After two rounds of elections in January and April, 53-year-old Penpa Tsering defeated his rival Kelsang Dorjee Aukatsang, becoming the fifth directly-elected president of Tibetans in exile and the third since the 14th Dalai Lama handed over all political power in 2011.
On May 27, Penpa Tsering took the oath of office at the Songtsam Hall of the Tibetan government-in-exile’s Supreme Court. Tibet’s spiritual leader, the Dalai Lama, watched the live streamed ceremony.
In his inaugural speech, Penpa Tsering said the Kashag (cabinet) under his leadership would adopt the “Middle Way Approach” formulated by the Dalai Lama and seek a non-violent solution to the China-Tibet issue with the Chinese Communist Party (CCP).

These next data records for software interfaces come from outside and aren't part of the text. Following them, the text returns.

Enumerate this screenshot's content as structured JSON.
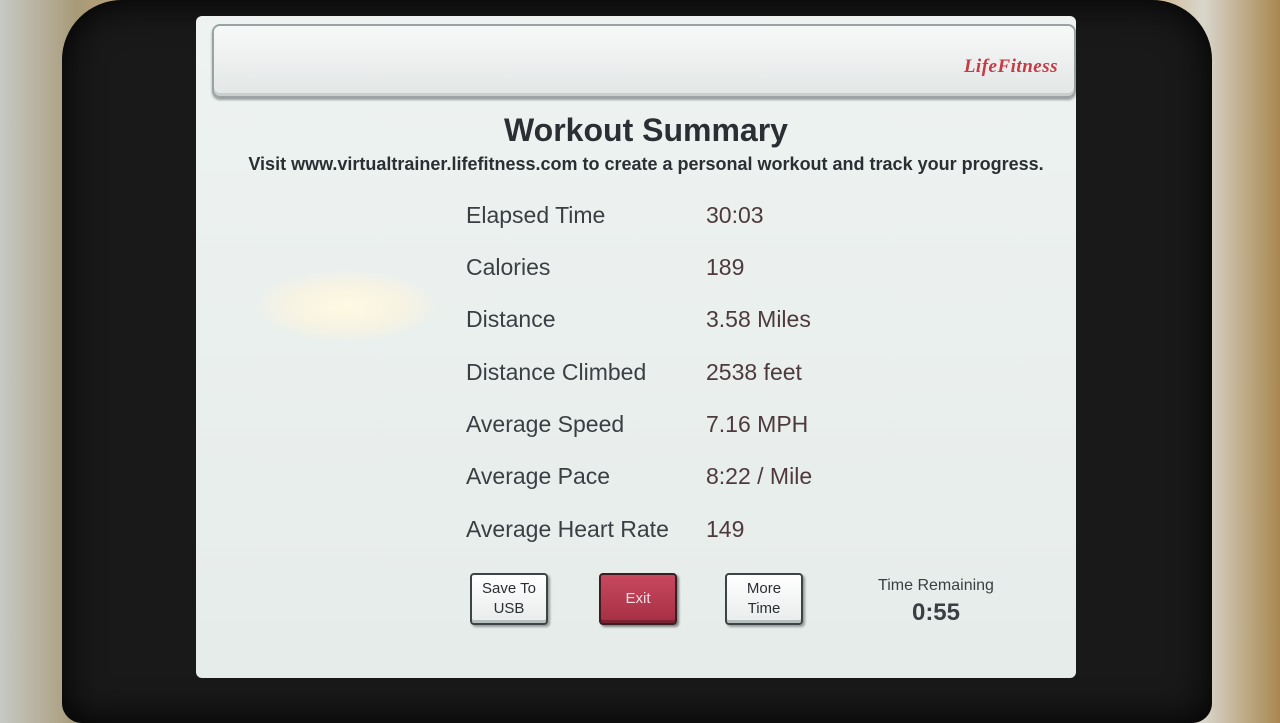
{
  "header": {
    "logo": "LifeFitness"
  },
  "summary": {
    "title": "Workout Summary",
    "subtitle": "Visit www.virtualtrainer.lifefitness.com to create a personal workout and track your progress."
  },
  "stats": [
    {
      "label": "Elapsed Time",
      "value": "30:03"
    },
    {
      "label": "Calories",
      "value": "189"
    },
    {
      "label": "Distance",
      "value": "3.58 Miles"
    },
    {
      "label": "Distance Climbed",
      "value": "2538 feet"
    },
    {
      "label": "Average Speed",
      "value": "7.16 MPH"
    },
    {
      "label": "Average Pace",
      "value": "8:22 / Mile"
    },
    {
      "label": "Average Heart Rate",
      "value": "149"
    }
  ],
  "buttons": {
    "save_line1": "Save To",
    "save_line2": "USB",
    "exit": "Exit",
    "more_line1": "More",
    "more_line2": "Time"
  },
  "time_remaining": {
    "label": "Time Remaining",
    "value": "0:55"
  },
  "colors": {
    "exit_button": "#b33a50",
    "logo": "#c53a45",
    "screen": "#e9eeec"
  }
}
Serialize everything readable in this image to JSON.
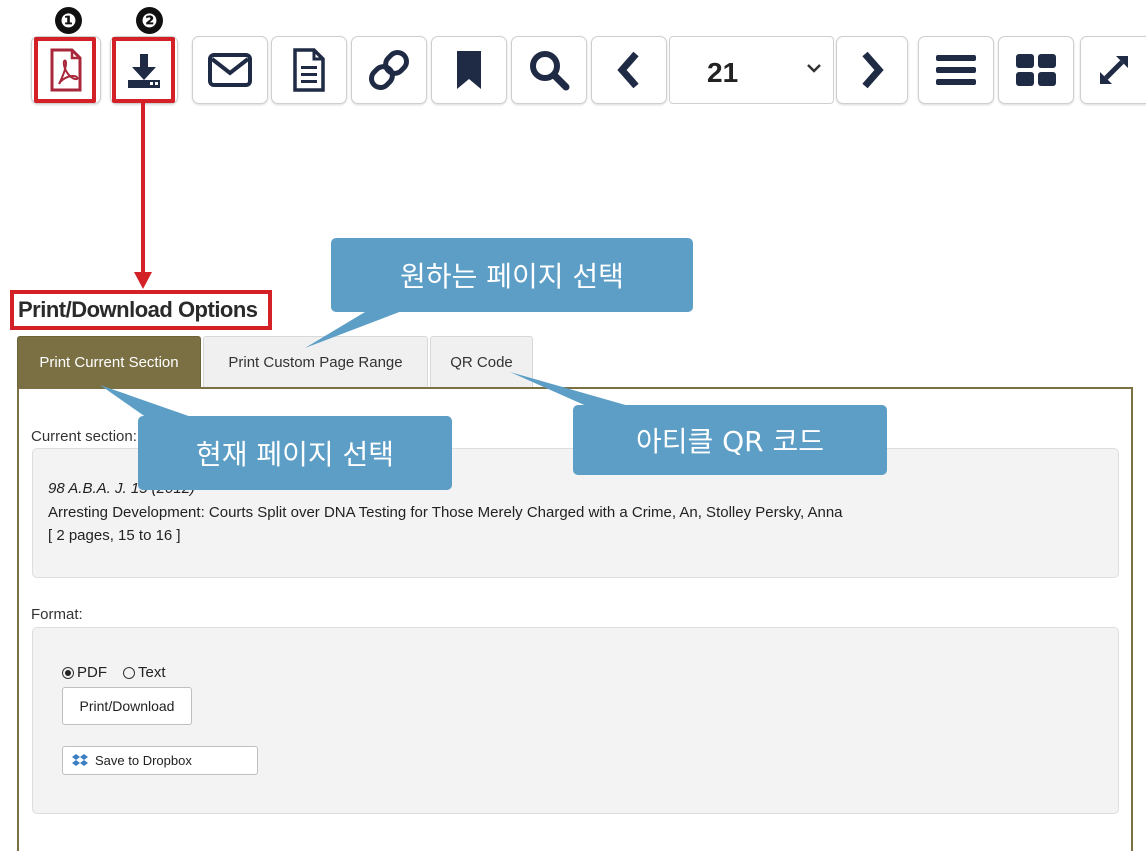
{
  "toolbar": {
    "buttons": [
      "pdf-icon",
      "download-icon",
      "envelope-icon",
      "document-icon",
      "link-icon",
      "bookmark-icon",
      "search-icon",
      "chevron-left-icon",
      "chevron-right-icon",
      "menu-icon",
      "grid-icon",
      "expand-icon"
    ],
    "page_number": "21",
    "markers": [
      "❶",
      "❷"
    ]
  },
  "panel": {
    "title": "Print/Download Options",
    "tabs": [
      "Print Current Section",
      "Print Custom Page Range",
      "QR Code"
    ],
    "current_section_label": "Current section:",
    "citation": "98 A.B.A. J. 15 (2012)",
    "article": "Arresting Development: Courts Split over DNA Testing for Those Merely Charged with a Crime, An, Stolley Persky, Anna",
    "pages": "[ 2 pages, 15 to 16 ]",
    "format_label": "Format:",
    "format_options": [
      "PDF",
      "Text"
    ],
    "selected_format": "PDF",
    "print_button": "Print/Download",
    "dropbox_button": "Save to Dropbox"
  },
  "callouts": {
    "select_pages": "원하는 페이지 선택",
    "current_page": "현재 페이지 선택",
    "qr_code": "아티클 QR 코드"
  },
  "colors": {
    "accent_red": "#d42027",
    "tab_active": "#7a7043",
    "callout_blue": "#5c9ec5",
    "icon_red": "#a8273a",
    "icon_navy": "#1f2a44"
  }
}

The “Middle Way Approach” refers to the true autonomy for Tibet proposed by the Dalai Lama in 1979 within the framework of the CCP’s constitution, which includes autonomy over Tibet’s culture, religion, language, ethnic identity, and ecological environment.
Penpa Tsering said his government will try to pool the wisdom of the Tibetan people, optimize the global promotion of Tibet, expose and correct the wrong policies of the CCP on Tibet, make every effort to seek interaction between domestic and overseas Tibetans, and make efforts to realize the Dalai Lama’s wish to visit China.

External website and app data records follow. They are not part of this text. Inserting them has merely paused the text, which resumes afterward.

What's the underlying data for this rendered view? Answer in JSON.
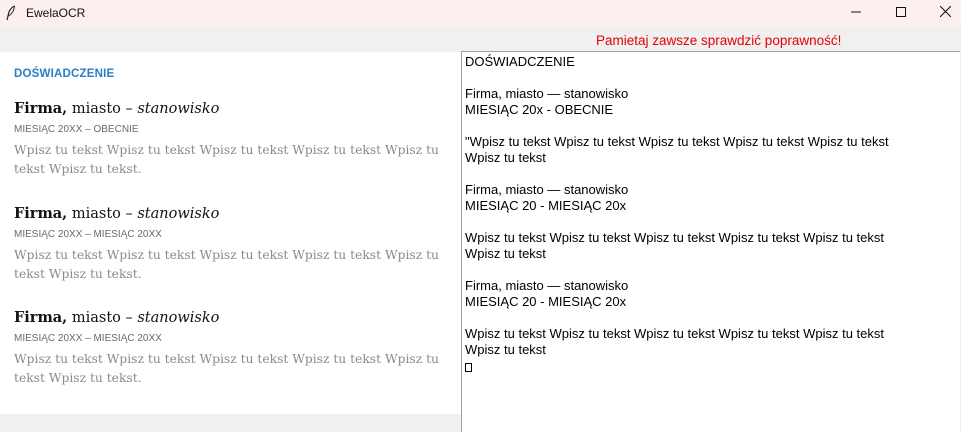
{
  "window": {
    "title": "EwelaOCR",
    "app_icon": "feather-icon",
    "controls": [
      "minimize-icon",
      "maximize-icon",
      "close-icon"
    ]
  },
  "warning": "Pamietaj zawsze sprawdzić poprawność!",
  "preview": {
    "section_heading": "DOŚWIADCZENIE",
    "entries": [
      {
        "company": "Firma,",
        "city": " miasto – ",
        "position": "stanowisko",
        "date": "MIESIĄC 20XX – OBECNIE",
        "text": "Wpisz tu tekst Wpisz tu tekst Wpisz tu tekst Wpisz tu tekst Wpisz tu tekst Wpisz tu tekst."
      },
      {
        "company": "Firma,",
        "city": " miasto – ",
        "position": "stanowisko",
        "date": "MIESIĄC 20XX – MIESIĄC 20XX",
        "text": "Wpisz tu tekst Wpisz tu tekst Wpisz tu tekst Wpisz tu tekst Wpisz tu tekst Wpisz tu tekst."
      },
      {
        "company": "Firma,",
        "city": " miasto – ",
        "position": "stanowisko",
        "date": "MIESIĄC 20XX – MIESIĄC 20XX",
        "text": "Wpisz tu tekst Wpisz tu tekst Wpisz tu tekst Wpisz tu tekst Wpisz tu tekst Wpisz tu tekst."
      }
    ]
  },
  "ocr_output": {
    "lines": [
      "DOŚWIADCZENIE",
      "",
      "Firma, miasto — stanowisko",
      "MIESIĄC 20x - OBECNIE",
      "",
      "\"Wpisz tu tekst Wpisz tu tekst Wpisz tu tekst Wpisz tu tekst Wpisz tu tekst",
      "Wpisz tu tekst",
      "",
      "Firma, miasto — stanowisko",
      "MIESIĄC 20 - MIESIĄC 20x",
      "",
      "Wpisz tu tekst Wpisz tu tekst Wpisz tu tekst Wpisz tu tekst Wpisz tu tekst",
      "Wpisz tu tekst",
      "",
      "Firma, miasto — stanowisko",
      "MIESIĄC 20 - MIESIĄC 20x",
      "",
      "Wpisz tu tekst Wpisz tu tekst Wpisz tu tekst Wpisz tu tekst Wpisz tu tekst",
      "Wpisz tu tekst"
    ]
  },
  "colors": {
    "titlebar": "#fbefef",
    "warning": "#e60000",
    "heading_accent": "#2a7fc4"
  }
}
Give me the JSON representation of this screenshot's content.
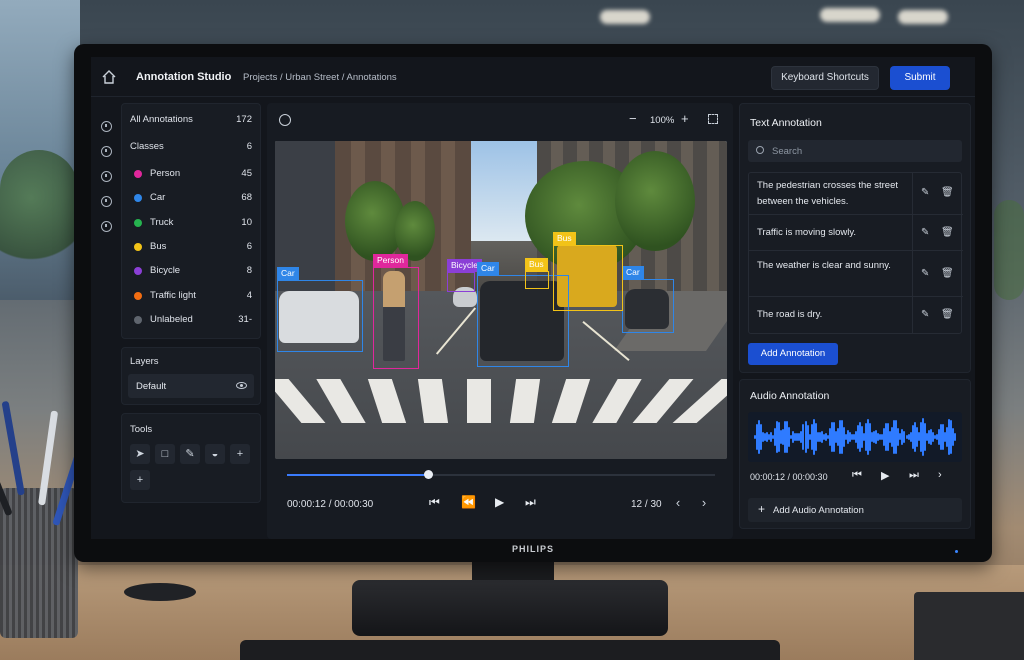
{
  "monitor": {
    "brand": "PHILIPS"
  },
  "header": {
    "title": "Annotation Studio",
    "breadcrumb": "Projects / Urban Street / Annotations",
    "shortcuts_label": "Keyboard Shortcuts",
    "submit_label": "Submit"
  },
  "classes_panel": {
    "all_label": "All Annotations",
    "all_count": "172",
    "classes_label": "Classes",
    "classes_count": "6",
    "items": [
      {
        "label": "Person",
        "count": "45",
        "color": "#e0279c"
      },
      {
        "label": "Car",
        "count": "68",
        "color": "#2f86e8"
      },
      {
        "label": "Truck",
        "count": "10",
        "color": "#26b34f"
      },
      {
        "label": "Bus",
        "count": "6",
        "color": "#f2c318"
      },
      {
        "label": "Bicycle",
        "count": "8",
        "color": "#8b3fd6"
      },
      {
        "label": "Traffic light",
        "count": "4",
        "color": "#f26d12"
      },
      {
        "label": "Unlabeled",
        "count": "31-",
        "color": "#5f656e"
      }
    ]
  },
  "layers": {
    "title": "Layers",
    "default_label": "Default"
  },
  "tools": {
    "title": "Tools",
    "icons": [
      "pointer-icon",
      "rectangle-icon",
      "pen-icon",
      "polygon-icon",
      "crosshair-icon",
      "add-icon"
    ]
  },
  "viewer": {
    "zoom": "100%",
    "boxes": [
      {
        "label": "Car",
        "color": "#2f86e8"
      },
      {
        "label": "Person",
        "color": "#e0279c"
      },
      {
        "label": "Bicycle",
        "color": "#8b3fd6"
      },
      {
        "label": "Car",
        "color": "#2f86e8"
      },
      {
        "label": "Bus",
        "color": "#f2c318"
      },
      {
        "label": "Car",
        "color": "#2f86e8"
      },
      {
        "label": "Bus",
        "color": "#f2c318"
      }
    ],
    "time": "00:00:12 / 00:00:30",
    "progress": 0.33,
    "frames": "12 / 30"
  },
  "text_annotation": {
    "title": "Text Annotation",
    "search_placeholder": "Search",
    "items": [
      "The pedestrian crosses the street between the vehicles.",
      "Traffic is moving slowly.",
      "The weather is clear and sunny.",
      "The road is dry."
    ],
    "add_label": "Add Annotation"
  },
  "audio_annotation": {
    "title": "Audio Annotation",
    "time": "00:00:12 / 00:00:30",
    "add_label": "Add Audio Annotation"
  }
}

In a speech delivered via video, the Dalai Lama congratulated Penpa Tsering on his election and praised former Sikyong Lobsang Sangay for his outstanding contributions during his two terms in office over the past 10 years. The Dalai Lama stressed that the democracy of the Tibetan community in exile is not a sham but a real democracy that is comparable to all other democracies in the world.
On May 26, the day before Tsering’s inauguration, former Sikyong Lobsang Sangay delivered his farewell speech. Sangay said the past decade had seen the CCP’s refusal to engage in any discussion of human rights and democracy, and an escalating belligerence.
On his official foreign visits as the Sikyong, he had experienced first-hand the impact of the CCP’s pressure on governments to keep distance from the Central Tibetan administration, leading to last-minute cancellations of meetings or downgrades of meetings to lower-level officials.
Born in 1967 in the Bylakuppe refugee camp for Tibetans in Karnataka, southern India, Penpa Tsering graduated from the economics department of Madras Christian College in Chennai in 1988. He served as the speaker of the Tibetan Parliament in Exile from 2008 to 2016 and the Dalai Lama’s representative to North America from 2016 to 2017.
History of the Tibetan Exile Government
In October 1950, the CCP invaded Tibet and forced the Tibetan government to sign a “17-point Agreement.” The CCP claimed it’s actions amounted to a “peaceful liberation” of Tibet but according to a speech of Lobsang Sangay in Australia in August 2017, the CCP’s so-called “peaceful liberation” of Tibet had resulted in the deaths of millions of Tibetans, the destruction of 98 percent of Tibetan monasteries, and 99 percent of monks and nuns being forced to resume secular life.
According to the official website of the Tibetan Government in Exile, in order to save and preserve Tibet’s unique traditional culture and Tibetan identity, the Dalai Lama and more than 80,000 Tibetans were forced to flee to India in mid-March 1959, and the Tibetan Government in Exile was established, which was later renamed the Central Tibetan Administration.
The Central Tibetan Administration has administrative, legislative, and judicial organs, implementing the “separation of the three powers.” In 2011, the government-in-exile began holding elections by universal suffrage to govern for five-year terms. Lobsang Sangay was the first elected Sikyong and served two terms.